From the data below, return all lines holding the string "this".

[Supplied records Boundary: Start]

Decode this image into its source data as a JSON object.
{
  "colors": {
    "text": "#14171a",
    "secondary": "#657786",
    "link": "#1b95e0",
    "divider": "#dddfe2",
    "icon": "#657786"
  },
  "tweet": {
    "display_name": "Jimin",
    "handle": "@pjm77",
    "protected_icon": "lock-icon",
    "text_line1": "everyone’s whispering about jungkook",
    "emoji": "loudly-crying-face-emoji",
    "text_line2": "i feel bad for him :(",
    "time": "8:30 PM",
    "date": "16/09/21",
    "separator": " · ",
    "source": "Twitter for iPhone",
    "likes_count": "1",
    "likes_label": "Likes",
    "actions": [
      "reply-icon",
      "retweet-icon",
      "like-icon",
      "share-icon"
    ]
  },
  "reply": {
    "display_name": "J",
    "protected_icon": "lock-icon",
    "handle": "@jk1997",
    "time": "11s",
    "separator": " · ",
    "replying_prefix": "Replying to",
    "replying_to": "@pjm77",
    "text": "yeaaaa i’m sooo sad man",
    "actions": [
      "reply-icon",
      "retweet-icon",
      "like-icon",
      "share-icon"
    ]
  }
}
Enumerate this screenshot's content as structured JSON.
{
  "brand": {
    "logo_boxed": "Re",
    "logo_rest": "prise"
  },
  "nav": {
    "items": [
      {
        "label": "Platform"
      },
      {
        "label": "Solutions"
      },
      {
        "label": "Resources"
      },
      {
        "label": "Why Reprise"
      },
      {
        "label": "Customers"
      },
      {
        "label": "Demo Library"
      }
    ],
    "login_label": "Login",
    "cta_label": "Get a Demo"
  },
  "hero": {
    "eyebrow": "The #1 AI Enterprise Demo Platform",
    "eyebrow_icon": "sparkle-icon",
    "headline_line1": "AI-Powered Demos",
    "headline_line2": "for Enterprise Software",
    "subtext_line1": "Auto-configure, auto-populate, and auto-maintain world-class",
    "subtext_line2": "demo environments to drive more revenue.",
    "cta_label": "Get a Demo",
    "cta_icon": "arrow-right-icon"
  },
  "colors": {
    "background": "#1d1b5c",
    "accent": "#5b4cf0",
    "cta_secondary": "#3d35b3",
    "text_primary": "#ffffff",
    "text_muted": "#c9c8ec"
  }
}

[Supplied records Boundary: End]

■ **Task response**:
Decode this image into its source data as a JSON object.
Enumerate this screenshot's content as structured JSON.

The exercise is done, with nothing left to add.